*** Opening Recorded information ***

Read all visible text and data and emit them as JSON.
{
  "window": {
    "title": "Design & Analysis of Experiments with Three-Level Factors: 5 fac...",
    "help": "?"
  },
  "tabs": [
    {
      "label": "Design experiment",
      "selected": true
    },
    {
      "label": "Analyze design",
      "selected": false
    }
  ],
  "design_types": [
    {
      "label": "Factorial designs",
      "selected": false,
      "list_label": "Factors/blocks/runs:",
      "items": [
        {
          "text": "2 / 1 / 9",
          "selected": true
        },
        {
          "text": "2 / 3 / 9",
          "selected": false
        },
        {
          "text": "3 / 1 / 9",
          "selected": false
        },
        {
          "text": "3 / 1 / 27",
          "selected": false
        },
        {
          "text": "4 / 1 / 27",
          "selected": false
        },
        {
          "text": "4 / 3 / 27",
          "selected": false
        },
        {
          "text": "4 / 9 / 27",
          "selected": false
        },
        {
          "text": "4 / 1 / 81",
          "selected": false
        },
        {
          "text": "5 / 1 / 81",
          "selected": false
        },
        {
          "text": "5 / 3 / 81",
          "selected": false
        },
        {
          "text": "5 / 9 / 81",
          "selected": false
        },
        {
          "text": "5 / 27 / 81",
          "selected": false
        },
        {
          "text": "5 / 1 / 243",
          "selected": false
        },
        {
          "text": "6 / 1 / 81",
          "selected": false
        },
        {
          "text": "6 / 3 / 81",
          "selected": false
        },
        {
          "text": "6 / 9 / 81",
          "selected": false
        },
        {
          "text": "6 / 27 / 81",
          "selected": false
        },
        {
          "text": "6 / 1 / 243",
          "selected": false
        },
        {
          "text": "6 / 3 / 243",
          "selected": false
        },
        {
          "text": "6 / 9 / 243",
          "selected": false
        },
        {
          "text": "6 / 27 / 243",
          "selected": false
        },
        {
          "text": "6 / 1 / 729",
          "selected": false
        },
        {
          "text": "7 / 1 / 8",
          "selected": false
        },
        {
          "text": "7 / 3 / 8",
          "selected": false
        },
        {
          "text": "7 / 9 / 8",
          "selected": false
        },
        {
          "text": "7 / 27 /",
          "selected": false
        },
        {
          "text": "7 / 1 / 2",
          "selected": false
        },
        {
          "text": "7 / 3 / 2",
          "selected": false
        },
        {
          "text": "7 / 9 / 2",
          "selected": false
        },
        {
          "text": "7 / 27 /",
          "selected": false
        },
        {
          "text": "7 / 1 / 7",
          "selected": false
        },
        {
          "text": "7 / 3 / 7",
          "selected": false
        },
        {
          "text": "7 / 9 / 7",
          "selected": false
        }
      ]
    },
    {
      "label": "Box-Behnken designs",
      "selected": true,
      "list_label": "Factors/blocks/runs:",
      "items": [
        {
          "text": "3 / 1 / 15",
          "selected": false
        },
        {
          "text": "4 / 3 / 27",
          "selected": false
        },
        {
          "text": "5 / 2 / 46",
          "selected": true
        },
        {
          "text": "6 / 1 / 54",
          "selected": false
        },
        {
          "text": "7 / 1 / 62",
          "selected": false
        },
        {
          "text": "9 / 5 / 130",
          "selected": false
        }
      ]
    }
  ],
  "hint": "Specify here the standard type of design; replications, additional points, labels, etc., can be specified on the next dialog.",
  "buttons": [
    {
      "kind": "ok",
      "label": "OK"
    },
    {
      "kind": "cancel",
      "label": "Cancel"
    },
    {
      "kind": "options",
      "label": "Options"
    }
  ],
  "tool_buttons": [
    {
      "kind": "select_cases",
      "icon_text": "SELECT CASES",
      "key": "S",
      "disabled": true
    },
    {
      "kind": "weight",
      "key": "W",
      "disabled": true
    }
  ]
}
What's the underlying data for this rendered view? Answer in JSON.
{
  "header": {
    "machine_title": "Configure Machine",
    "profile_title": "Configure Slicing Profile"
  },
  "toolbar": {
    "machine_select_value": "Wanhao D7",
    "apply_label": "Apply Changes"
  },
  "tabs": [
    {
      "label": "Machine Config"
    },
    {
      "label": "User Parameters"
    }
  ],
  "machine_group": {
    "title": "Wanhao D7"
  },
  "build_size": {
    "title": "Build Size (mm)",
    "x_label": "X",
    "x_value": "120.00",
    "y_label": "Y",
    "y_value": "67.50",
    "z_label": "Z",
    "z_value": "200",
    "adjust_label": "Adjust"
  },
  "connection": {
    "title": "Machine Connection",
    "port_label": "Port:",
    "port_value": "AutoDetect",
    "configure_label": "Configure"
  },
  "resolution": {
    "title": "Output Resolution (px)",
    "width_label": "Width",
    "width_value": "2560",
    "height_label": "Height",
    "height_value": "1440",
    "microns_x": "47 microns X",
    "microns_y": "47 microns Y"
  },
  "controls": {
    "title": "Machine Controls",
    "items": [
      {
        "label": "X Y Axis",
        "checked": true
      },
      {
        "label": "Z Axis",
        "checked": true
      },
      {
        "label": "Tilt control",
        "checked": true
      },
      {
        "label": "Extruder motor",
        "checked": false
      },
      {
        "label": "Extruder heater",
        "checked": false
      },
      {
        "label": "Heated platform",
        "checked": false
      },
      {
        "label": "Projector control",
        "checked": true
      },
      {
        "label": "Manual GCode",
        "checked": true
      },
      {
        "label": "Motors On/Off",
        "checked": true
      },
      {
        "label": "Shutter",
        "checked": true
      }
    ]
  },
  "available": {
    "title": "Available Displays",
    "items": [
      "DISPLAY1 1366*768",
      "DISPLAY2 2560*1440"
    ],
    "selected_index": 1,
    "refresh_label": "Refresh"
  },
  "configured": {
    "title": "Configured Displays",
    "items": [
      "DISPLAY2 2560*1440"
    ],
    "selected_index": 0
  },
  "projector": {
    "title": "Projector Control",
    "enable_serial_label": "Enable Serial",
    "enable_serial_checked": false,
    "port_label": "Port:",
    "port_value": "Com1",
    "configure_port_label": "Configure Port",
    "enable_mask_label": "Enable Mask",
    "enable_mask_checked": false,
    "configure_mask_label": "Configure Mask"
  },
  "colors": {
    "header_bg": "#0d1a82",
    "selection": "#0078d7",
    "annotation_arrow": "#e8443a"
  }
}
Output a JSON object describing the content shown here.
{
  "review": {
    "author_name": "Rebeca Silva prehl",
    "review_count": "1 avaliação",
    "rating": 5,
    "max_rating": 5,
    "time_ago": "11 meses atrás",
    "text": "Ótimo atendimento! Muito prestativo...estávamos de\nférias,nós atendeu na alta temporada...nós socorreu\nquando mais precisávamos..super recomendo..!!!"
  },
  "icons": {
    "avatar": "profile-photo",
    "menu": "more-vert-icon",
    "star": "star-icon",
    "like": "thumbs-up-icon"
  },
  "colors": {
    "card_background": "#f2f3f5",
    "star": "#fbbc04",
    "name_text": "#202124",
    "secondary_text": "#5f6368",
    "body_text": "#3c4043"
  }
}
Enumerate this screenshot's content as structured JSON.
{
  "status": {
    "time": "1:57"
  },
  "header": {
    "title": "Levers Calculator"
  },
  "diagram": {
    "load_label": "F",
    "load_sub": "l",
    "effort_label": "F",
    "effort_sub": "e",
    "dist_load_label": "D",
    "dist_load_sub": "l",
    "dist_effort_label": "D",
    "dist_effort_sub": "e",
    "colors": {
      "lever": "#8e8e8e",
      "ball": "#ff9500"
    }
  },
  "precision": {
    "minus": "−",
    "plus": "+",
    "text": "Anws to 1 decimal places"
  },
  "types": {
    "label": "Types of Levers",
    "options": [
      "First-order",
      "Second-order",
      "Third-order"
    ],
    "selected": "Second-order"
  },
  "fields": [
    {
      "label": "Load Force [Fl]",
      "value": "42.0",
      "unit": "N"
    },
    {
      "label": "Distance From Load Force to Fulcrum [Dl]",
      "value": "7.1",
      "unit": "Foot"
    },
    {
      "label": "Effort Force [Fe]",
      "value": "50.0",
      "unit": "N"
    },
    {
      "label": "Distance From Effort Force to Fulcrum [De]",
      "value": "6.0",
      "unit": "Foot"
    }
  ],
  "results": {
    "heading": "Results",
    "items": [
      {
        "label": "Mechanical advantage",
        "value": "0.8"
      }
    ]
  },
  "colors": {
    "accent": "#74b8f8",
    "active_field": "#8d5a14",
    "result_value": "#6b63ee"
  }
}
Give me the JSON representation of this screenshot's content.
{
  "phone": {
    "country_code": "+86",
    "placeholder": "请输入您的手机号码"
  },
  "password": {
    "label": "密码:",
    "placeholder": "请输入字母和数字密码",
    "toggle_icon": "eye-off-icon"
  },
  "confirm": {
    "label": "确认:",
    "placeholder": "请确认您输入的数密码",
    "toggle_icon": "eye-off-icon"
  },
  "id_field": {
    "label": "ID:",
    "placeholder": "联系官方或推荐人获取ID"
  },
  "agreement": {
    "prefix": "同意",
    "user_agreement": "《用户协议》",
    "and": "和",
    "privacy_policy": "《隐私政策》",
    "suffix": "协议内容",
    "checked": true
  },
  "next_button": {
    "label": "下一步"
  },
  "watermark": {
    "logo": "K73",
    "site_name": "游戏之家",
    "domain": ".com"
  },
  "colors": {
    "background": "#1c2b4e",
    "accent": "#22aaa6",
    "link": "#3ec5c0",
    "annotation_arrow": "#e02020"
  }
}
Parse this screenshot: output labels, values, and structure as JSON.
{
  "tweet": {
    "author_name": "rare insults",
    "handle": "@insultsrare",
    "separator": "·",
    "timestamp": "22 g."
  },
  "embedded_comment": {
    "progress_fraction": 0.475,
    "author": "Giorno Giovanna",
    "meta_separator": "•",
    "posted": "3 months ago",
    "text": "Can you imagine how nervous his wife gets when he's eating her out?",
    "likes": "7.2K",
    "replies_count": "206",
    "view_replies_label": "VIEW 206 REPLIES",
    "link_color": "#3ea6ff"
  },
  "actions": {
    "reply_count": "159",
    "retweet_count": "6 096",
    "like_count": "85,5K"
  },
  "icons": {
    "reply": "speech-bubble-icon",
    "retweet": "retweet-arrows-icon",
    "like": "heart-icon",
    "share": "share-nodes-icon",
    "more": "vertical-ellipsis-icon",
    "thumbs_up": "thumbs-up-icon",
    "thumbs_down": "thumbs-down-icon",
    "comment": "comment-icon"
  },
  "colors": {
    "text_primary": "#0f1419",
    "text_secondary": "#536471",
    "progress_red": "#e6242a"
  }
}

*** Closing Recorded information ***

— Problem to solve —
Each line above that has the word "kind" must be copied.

— Output for this exercise —
      "kind": "ok",
      "kind": "cancel",
      "kind": "options",
      "kind": "select_cases",
      "kind": "weight",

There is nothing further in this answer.